SOURCE DATA START

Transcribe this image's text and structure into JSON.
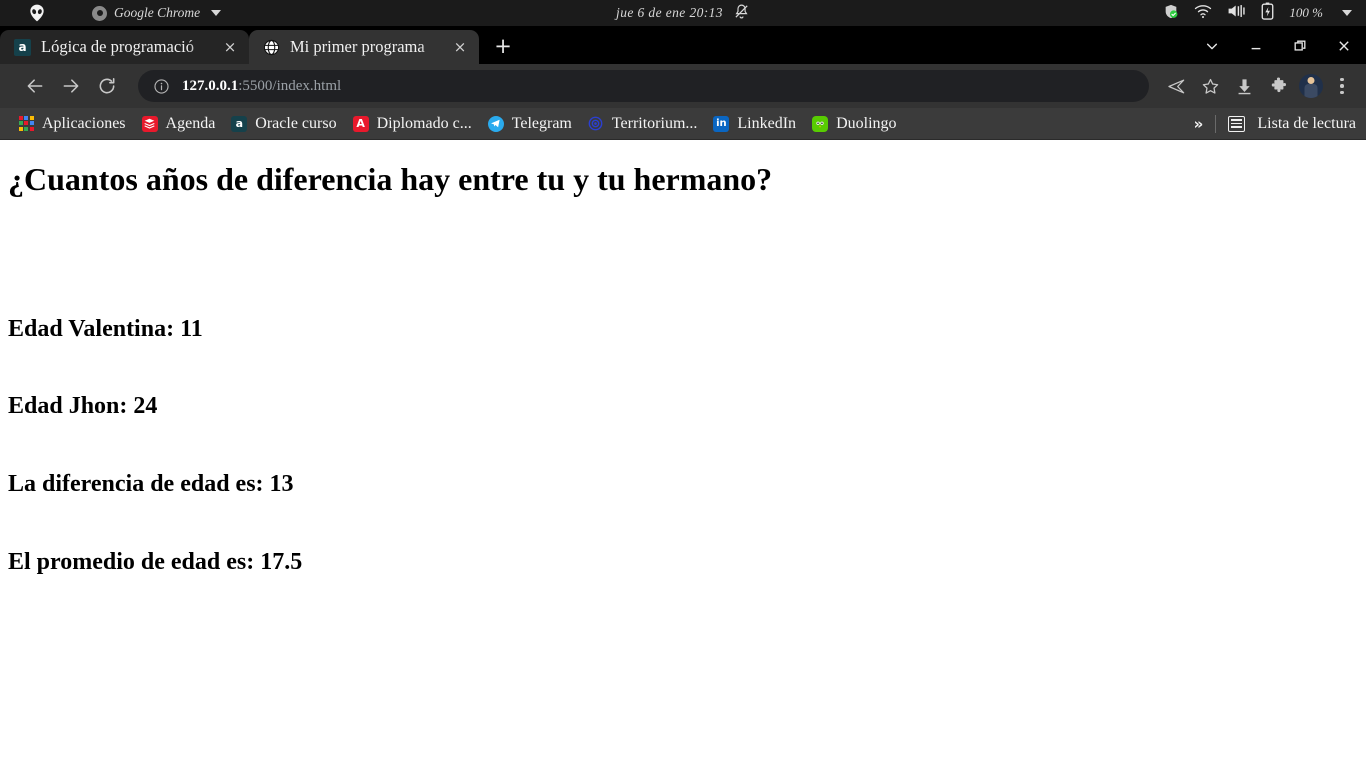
{
  "system_bar": {
    "logo_icon": "alien-head-icon",
    "app_name": "Google Chrome",
    "app_icon": "chrome-icon",
    "app_menu_caret": "caret-down-icon",
    "clock": "jue  6 de ene  20:13",
    "notifications_icon": "bell-muted-icon",
    "status_icons": [
      "shield-check-icon",
      "wifi-icon",
      "volume-icon",
      "battery-charging-icon"
    ],
    "battery_percent": "100 %",
    "system_menu_caret": "caret-down-icon"
  },
  "tabs": [
    {
      "title": "Lógica de programació",
      "favicon": "alura-a-icon",
      "favicon_letter": "a",
      "active": false,
      "close_label": "×"
    },
    {
      "title": "Mi primer programa",
      "favicon": "globe-icon",
      "favicon_letter": "",
      "active": true,
      "close_label": "×"
    }
  ],
  "new_tab_label": "+",
  "window_controls": {
    "tab_search": "chevron-down-icon",
    "minimize": "minimize-icon",
    "maximize": "maximize-icon",
    "close": "close-icon"
  },
  "toolbar": {
    "back_icon": "arrow-back-icon",
    "forward_icon": "arrow-forward-icon",
    "reload_icon": "reload-icon",
    "site_info_icon": "info-circle-icon",
    "url_host": "127.0.0.1",
    "url_path": ":5500/index.html",
    "url_full": "127.0.0.1:5500/index.html",
    "share_icon": "share-send-icon",
    "bookmark_icon": "star-icon",
    "downloads_icon": "download-icon",
    "extensions_icon": "puzzle-icon",
    "profile_icon": "avatar-photo",
    "menu_icon": "three-dots-icon"
  },
  "bookmarks": {
    "items": [
      {
        "label": "Aplicaciones",
        "icon": "apps-grid-icon",
        "letter": ""
      },
      {
        "label": "Agenda",
        "icon": "agenda-icon",
        "letter": ""
      },
      {
        "label": "Oracle curso",
        "icon": "alura-a-icon",
        "letter": "a"
      },
      {
        "label": "Diplomado c...",
        "icon": "alura-icon",
        "letter": "A"
      },
      {
        "label": "Telegram",
        "icon": "telegram-icon",
        "letter": ""
      },
      {
        "label": "Territorium...",
        "icon": "territorium-icon",
        "letter": ""
      },
      {
        "label": "LinkedIn",
        "icon": "linkedin-icon",
        "letter": "in"
      },
      {
        "label": "Duolingo",
        "icon": "duolingo-owl-icon",
        "letter": ""
      }
    ],
    "overflow_label": "»",
    "reading_list_label": "Lista de lectura",
    "reading_list_icon": "reading-list-icon"
  },
  "page": {
    "heading": "¿Cuantos años de diferencia hay entre tu y tu hermano?",
    "line_valentina": "Edad Valentina: 11",
    "line_jhon": "Edad Jhon: 24",
    "line_difference": "La diferencia de edad es: 13",
    "line_average": "El promedio de edad es: 17.5"
  },
  "colors": {
    "system_bar_bg": "#1b1b1b",
    "tabstrip_bg": "#000000",
    "active_tab_bg": "#333333",
    "inactive_tab_bg": "#252525",
    "toolbar_bg": "#333333",
    "omnibox_bg": "#202124",
    "bookmarks_bg": "#3b3b3b",
    "page_bg": "#ffffff",
    "text_primary": "#f3f3f3",
    "url_host": "#ffffff",
    "url_path": "#9aa0a6"
  }
}
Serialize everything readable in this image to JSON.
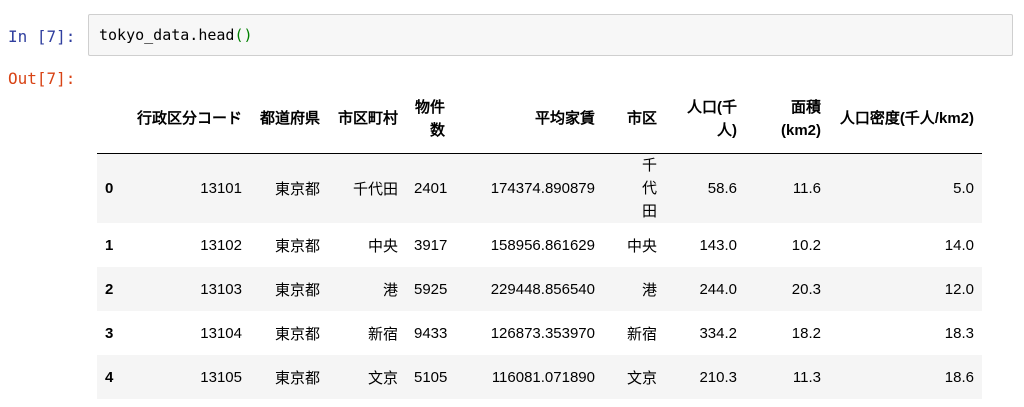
{
  "notebook": {
    "in_prompt": "In [7]:",
    "out_prompt": "Out[7]:",
    "code": {
      "prefix": "tokyo_data.head",
      "parens": "()"
    }
  },
  "dataframe": {
    "columns": [
      "",
      "行政区分コード",
      "都道府県",
      "市区町村",
      "物件数",
      "平均家賃",
      "市区",
      "人口(千人)",
      "面積(km2)",
      "人口密度(千人/km2)"
    ],
    "rows": [
      [
        "0",
        "13101",
        "東京都",
        "千代田",
        "2401",
        "174374.890879",
        "千代田",
        "58.6",
        "11.6",
        "5.0"
      ],
      [
        "1",
        "13102",
        "東京都",
        "中央",
        "3917",
        "158956.861629",
        "中央",
        "143.0",
        "10.2",
        "14.0"
      ],
      [
        "2",
        "13103",
        "東京都",
        "港",
        "5925",
        "229448.856540",
        "港",
        "244.0",
        "20.3",
        "12.0"
      ],
      [
        "3",
        "13104",
        "東京都",
        "新宿",
        "9433",
        "126873.353970",
        "新宿",
        "334.2",
        "18.2",
        "18.3"
      ],
      [
        "4",
        "13105",
        "東京都",
        "文京",
        "5105",
        "116081.071890",
        "文京",
        "210.3",
        "11.3",
        "18.6"
      ]
    ]
  }
}
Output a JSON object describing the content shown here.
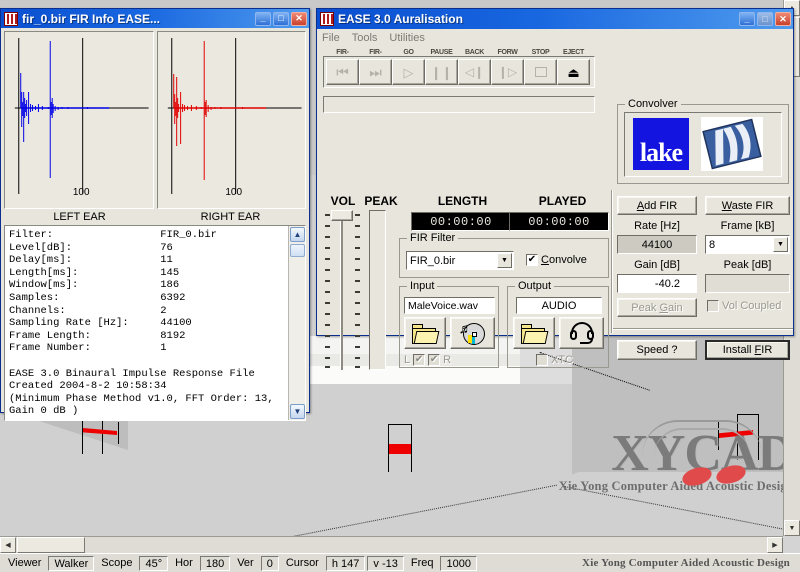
{
  "viewport": {
    "name": "ease-3d-viewport",
    "speakers": 3
  },
  "watermark": {
    "logo": "XYCAD",
    "tagline": "Xie Yong Computer Aided Acoustic Design"
  },
  "statusbar": {
    "items": [
      {
        "label": "Viewer",
        "boxed": false
      },
      {
        "label": "Walker",
        "boxed": true
      },
      {
        "label": "Scope",
        "boxed": false
      },
      {
        "label": "45°",
        "boxed": true
      },
      {
        "label": "Hor",
        "boxed": false
      },
      {
        "label": "180",
        "boxed": true
      },
      {
        "label": "Ver",
        "boxed": false
      },
      {
        "label": "0",
        "boxed": true
      },
      {
        "label": "Cursor",
        "boxed": false
      },
      {
        "label": "h 147",
        "boxed": true
      },
      {
        "label": "v -13",
        "boxed": true
      },
      {
        "label": "Freq",
        "boxed": false
      },
      {
        "label": "1000",
        "boxed": true
      }
    ],
    "right_text": "Xie Yong Computer Aided Acoustic Design"
  },
  "fir_info_window": {
    "title": "fir_0.bir FIR Info EASE...",
    "minimize_label": "_",
    "maximize_label": "□",
    "close_label": "✕",
    "plots": {
      "left": {
        "label": "LEFT EAR",
        "tick": "100",
        "color": "#0000e6"
      },
      "right": {
        "label": "RIGHT EAR",
        "tick": "100",
        "color": "#e00000"
      }
    },
    "info_text": "Filter:                 FIR_0.bir\nLevel[dB]:              76\nDelay[ms]:              11\nLength[ms]:             145\nWindow[ms]:             186\nSamples:                6392\nChannels:               2\nSampling Rate [Hz]:     44100\nFrame Length:           8192\nFrame Number:           1\n\nEASE 3.0 Binaural Impulse Response File\nCreated 2004-8-2 10:58:34\n(Minimum Phase Method v1.0, FFT Order: 13,\nGain 0 dB )"
  },
  "ease_window": {
    "title": "EASE 3.0 Auralisation",
    "minimize_label": "_",
    "maximize_label": "□",
    "close_label": "✕",
    "menu": [
      "File",
      "Tools",
      "Utilities"
    ],
    "transport": [
      {
        "label": "FIR-",
        "icon": "skip-back-icon"
      },
      {
        "label": "FIR-",
        "icon": "skip-forward-icon"
      },
      {
        "label": "GO",
        "icon": "play-icon"
      },
      {
        "label": "PAUSE",
        "icon": "pause-icon"
      },
      {
        "label": "BACK",
        "icon": "rewind-icon"
      },
      {
        "label": "FORW",
        "icon": "fast-forward-icon"
      },
      {
        "label": "STOP",
        "icon": "stop-icon"
      },
      {
        "label": "EJECT",
        "icon": "eject-icon"
      }
    ],
    "meters": {
      "vol_label": "VOL",
      "peak_label": "PEAK",
      "length_label": "LENGTH",
      "length_value": "00:00:00",
      "played_label": "PLAYED",
      "played_value": "00:00:00"
    },
    "fir_filter": {
      "group_label": "FIR Filter",
      "value": "FIR_0.bir",
      "convolve_label": "Convolve",
      "convolve_checked": true
    },
    "input": {
      "group_label": "Input",
      "file": "MaleVoice.wav",
      "browse_icon": "folder-icon",
      "cd_icon": "audio-cd-icon",
      "left_label": "L",
      "right_label": "R",
      "left_checked": true,
      "right_checked": true
    },
    "output": {
      "group_label": "Output",
      "device": "AUDIO",
      "browse_icon": "folder-icon",
      "headphone_icon": "headphones-icon",
      "xtc_label": "XTC",
      "xtc_checked": false
    },
    "convolver": {
      "group_label": "Convolver",
      "logo1": "lake",
      "logo2": "EASE"
    },
    "right_panel": {
      "add_fir": "Add FIR",
      "add_fir_accel": "A",
      "waste_fir": "Waste FIR",
      "waste_fir_accel": "W",
      "rate_label": "Rate [Hz]",
      "rate_value": "44100",
      "frame_label": "Frame [kB]",
      "frame_value": "8",
      "gain_label": "Gain [dB]",
      "gain_value": "-40.2",
      "peak_label": "Peak [dB]",
      "peak_value": "",
      "peak_gain": "Peak Gain",
      "peak_gain_accel": "G",
      "vol_coupled": "Vol Coupled",
      "vol_coupled_checked": false,
      "speed": "Speed ?",
      "install_fir": "Install FIR",
      "install_fir_accel": "F"
    }
  },
  "colors": {
    "title_blue": "#0a4fd0",
    "face": "#e8e5dc",
    "accent_red": "#ee0000",
    "accent_blue": "#0000e6",
    "lake_blue": "#1414e0"
  }
}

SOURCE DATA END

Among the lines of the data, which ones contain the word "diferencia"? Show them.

    "heading": "¿Cuantos años de diferencia hay entre tu y tu hermano?",
    "line_difference": "La diferencia de edad es: 13",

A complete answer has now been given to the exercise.